When writing out the listing below, reproduce every word exactly and skip the pictures.

ENTRIES SUPPLIED Start Marker

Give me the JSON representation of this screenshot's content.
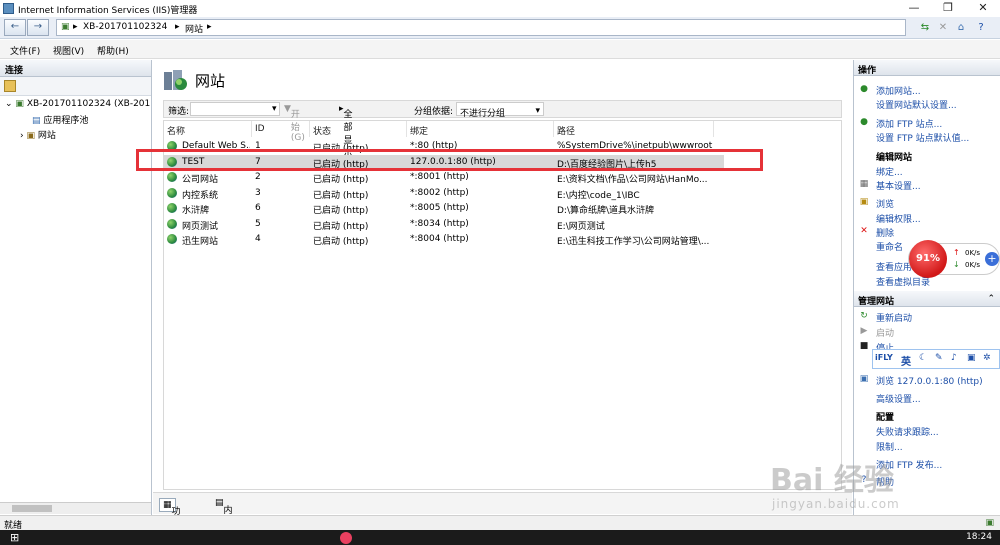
{
  "window": {
    "title": "Internet Information Services (IIS)管理器",
    "controls": [
      "—",
      "❐",
      "✕"
    ]
  },
  "address": {
    "segments": [
      "XB-201701102324",
      "网站"
    ]
  },
  "menu": [
    "文件(F)",
    "视图(V)",
    "帮助(H)"
  ],
  "left": {
    "header": "连接",
    "tree": [
      {
        "label": "XB-201701102324 (XB-201"
      },
      {
        "label": "应用程序池"
      },
      {
        "label": "网站"
      }
    ]
  },
  "center": {
    "title": "网站",
    "filter": {
      "label": "筛选:",
      "start": "开始(G)",
      "show_all": "全部显示(A)",
      "group_by": "分组依据:",
      "group_value": "不进行分组"
    },
    "columns": [
      "名称",
      "ID",
      "状态",
      "绑定",
      "路径"
    ],
    "rows": [
      {
        "name": "Default Web S...",
        "id": "1",
        "status": "已启动 (http)",
        "binding": "*:80 (http)",
        "path": "%SystemDrive%\\inetpub\\wwwroot"
      },
      {
        "name": "TEST",
        "id": "7",
        "status": "已启动 (http)",
        "binding": "127.0.0.1:80 (http)",
        "path": "D:\\百度经验图片\\上传h5"
      },
      {
        "name": "公司网站",
        "id": "2",
        "status": "已启动 (http)",
        "binding": "*:8001 (http)",
        "path": "E:\\资料文档\\作品\\公司网站\\HanMo..."
      },
      {
        "name": "内控系统",
        "id": "3",
        "status": "已启动 (http)",
        "binding": "*:8002 (http)",
        "path": "E:\\内控\\code_1\\IBC"
      },
      {
        "name": "水浒牌",
        "id": "6",
        "status": "已启动 (http)",
        "binding": "*:8005 (http)",
        "path": "D:\\算命纸牌\\道具水浒牌"
      },
      {
        "name": "网页测试",
        "id": "5",
        "status": "已启动 (http)",
        "binding": "*:8034 (http)",
        "path": "E:\\网页测试"
      },
      {
        "name": "迅生网站",
        "id": "4",
        "status": "已启动 (http)",
        "binding": "*:8004 (http)",
        "path": "E:\\迅生科技工作学习\\公司网站管理\\..."
      }
    ],
    "tabs": [
      "功能视图",
      "内容视图"
    ]
  },
  "right": {
    "header": "操作",
    "actions1": [
      "添加网站...",
      "设置网站默认设置...",
      "添加 FTP 站点...",
      "设置 FTP 站点默认值..."
    ],
    "edit_group": "编辑网站",
    "edit_items": [
      "绑定...",
      "基本设置...",
      "浏览",
      "编辑权限...",
      "删除",
      "重命名",
      "查看应用...",
      "查看虚拟目录"
    ],
    "manage_header": "管理网站",
    "manage_items": [
      "重新启动",
      "启动",
      "停止"
    ],
    "browse": "浏览 127.0.0.1:80 (http)",
    "advanced": "高级设置...",
    "config_group": "配置",
    "config_items": [
      "失败请求跟踪...",
      "限制...",
      "添加 FTP 发布...",
      "帮助"
    ]
  },
  "overlay": {
    "percent": "91%",
    "up": "0K/s",
    "down": "0K/s",
    "ime_lang": "英"
  },
  "watermark": {
    "main": "Bai 经验",
    "sub": "jingyan.baidu.com"
  },
  "status": "就绪",
  "clock": "18:24"
}
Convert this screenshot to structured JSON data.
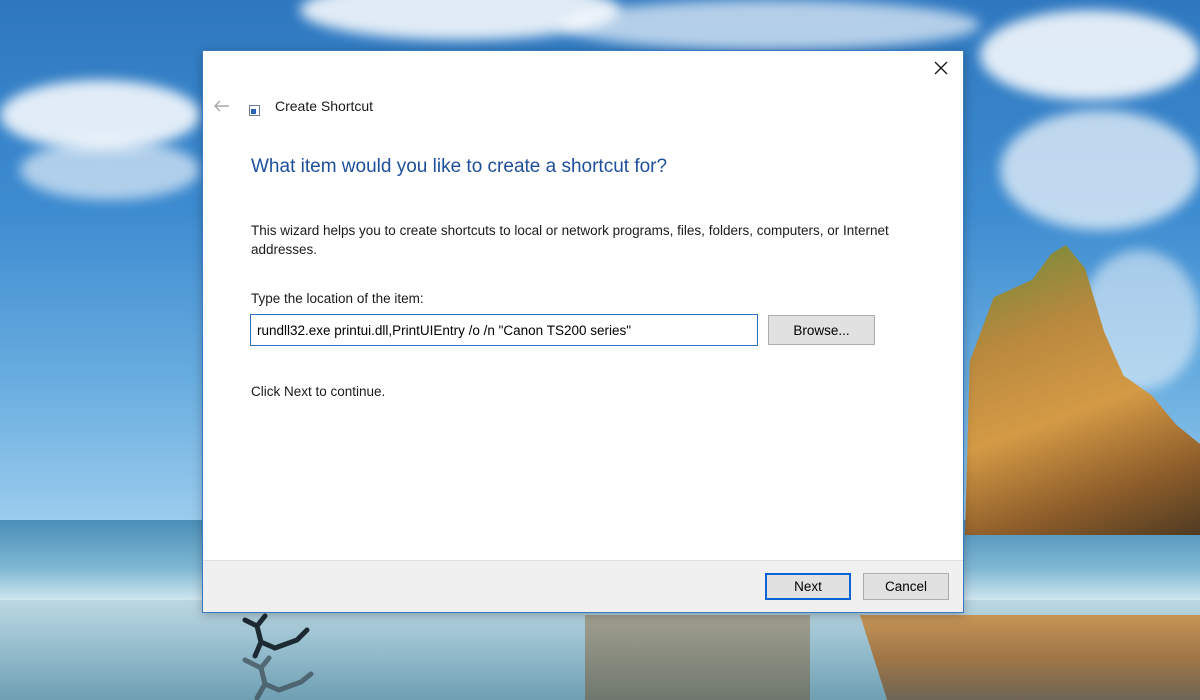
{
  "dialog": {
    "title": "Create Shortcut",
    "heading": "What item would you like to create a shortcut for?",
    "description": "This wizard helps you to create shortcuts to local or network programs, files, folders, computers, or Internet addresses.",
    "location_label": "Type the location of the item:",
    "location_value": "rundll32.exe printui.dll,PrintUIEntry /o /n \"Canon TS200 series\"",
    "browse_label": "Browse...",
    "continue_text": "Click Next to continue.",
    "next_label": "Next",
    "cancel_label": "Cancel"
  },
  "icons": {
    "back": "back-arrow-icon",
    "close": "close-icon",
    "app": "shortcut-app-icon"
  },
  "colors": {
    "accent": "#0a64d3",
    "heading": "#1e4f9b",
    "dialog_border": "#3a78c2"
  }
}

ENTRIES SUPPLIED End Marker

RESPONSE AREA.
Give me the JSON representation of this screenshot's content.
{
  "window": {
    "title": "Internet Information Services (IIS)管理器",
    "controls": [
      "—",
      "❐",
      "✕"
    ]
  },
  "address": {
    "segments": [
      "XB-201701102324",
      "网站"
    ]
  },
  "menu": [
    "文件(F)",
    "视图(V)",
    "帮助(H)"
  ],
  "left": {
    "header": "连接",
    "tree": [
      {
        "label": "XB-201701102324 (XB-201"
      },
      {
        "label": "应用程序池"
      },
      {
        "label": "网站"
      }
    ]
  },
  "center": {
    "title": "网站",
    "filter": {
      "label": "筛选:",
      "start": "开始(G)",
      "show_all": "全部显示(A)",
      "group_by": "分组依据:",
      "group_value": "不进行分组"
    },
    "columns": [
      "名称",
      "ID",
      "状态",
      "绑定",
      "路径"
    ],
    "rows": [
      {
        "name": "Default Web S...",
        "id": "1",
        "status": "已启动 (http)",
        "binding": "*:80 (http)",
        "path": "%SystemDrive%\\inetpub\\wwwroot"
      },
      {
        "name": "TEST",
        "id": "7",
        "status": "已启动 (http)",
        "binding": "127.0.0.1:80 (http)",
        "path": "D:\\百度经验图片\\上传h5"
      },
      {
        "name": "公司网站",
        "id": "2",
        "status": "已启动 (http)",
        "binding": "*:8001 (http)",
        "path": "E:\\资料文档\\作品\\公司网站\\HanMo..."
      },
      {
        "name": "内控系统",
        "id": "3",
        "status": "已启动 (http)",
        "binding": "*:8002 (http)",
        "path": "E:\\内控\\code_1\\IBC"
      },
      {
        "name": "水浒牌",
        "id": "6",
        "status": "已启动 (http)",
        "binding": "*:8005 (http)",
        "path": "D:\\算命纸牌\\道具水浒牌"
      },
      {
        "name": "网页测试",
        "id": "5",
        "status": "已启动 (http)",
        "binding": "*:8034 (http)",
        "path": "E:\\网页测试"
      },
      {
        "name": "迅生网站",
        "id": "4",
        "status": "已启动 (http)",
        "binding": "*:8004 (http)",
        "path": "E:\\迅生科技工作学习\\公司网站管理\\..."
      }
    ],
    "tabs": [
      "功能视图",
      "内容视图"
    ]
  },
  "right": {
    "header": "操作",
    "actions1": [
      "添加网站...",
      "设置网站默认设置...",
      "添加 FTP 站点...",
      "设置 FTP 站点默认值..."
    ],
    "edit_group": "编辑网站",
    "edit_items": [
      "绑定...",
      "基本设置...",
      "浏览",
      "编辑权限...",
      "删除",
      "重命名",
      "查看应用...",
      "查看虚拟目录"
    ],
    "manage_header": "管理网站",
    "manage_items": [
      "重新启动",
      "启动",
      "停止"
    ],
    "browse": "浏览 127.0.0.1:80 (http)",
    "advanced": "高级设置...",
    "config_group": "配置",
    "config_items": [
      "失败请求跟踪...",
      "限制...",
      "添加 FTP 发布...",
      "帮助"
    ]
  },
  "overlay": {
    "percent": "91%",
    "up": "0K/s",
    "down": "0K/s",
    "ime_lang": "英"
  },
  "watermark": {
    "main": "Bai 经验",
    "sub": "jingyan.baidu.com"
  },
  "status": "就绪",
  "clock": "18:24"
}
Convert this screenshot to structured JSON data.
{
  "dialog": {
    "title": "Create Shortcut",
    "heading": "What item would you like to create a shortcut for?",
    "description": "This wizard helps you to create shortcuts to local or network programs, files, folders, computers, or Internet addresses.",
    "location_label": "Type the location of the item:",
    "location_value": "rundll32.exe printui.dll,PrintUIEntry /o /n \"Canon TS200 series\"",
    "browse_label": "Browse...",
    "continue_text": "Click Next to continue.",
    "next_label": "Next",
    "cancel_label": "Cancel"
  },
  "icons": {
    "back": "back-arrow-icon",
    "close": "close-icon",
    "app": "shortcut-app-icon"
  },
  "colors": {
    "accent": "#0a64d3",
    "heading": "#1e4f9b",
    "dialog_border": "#3a78c2"
  }
}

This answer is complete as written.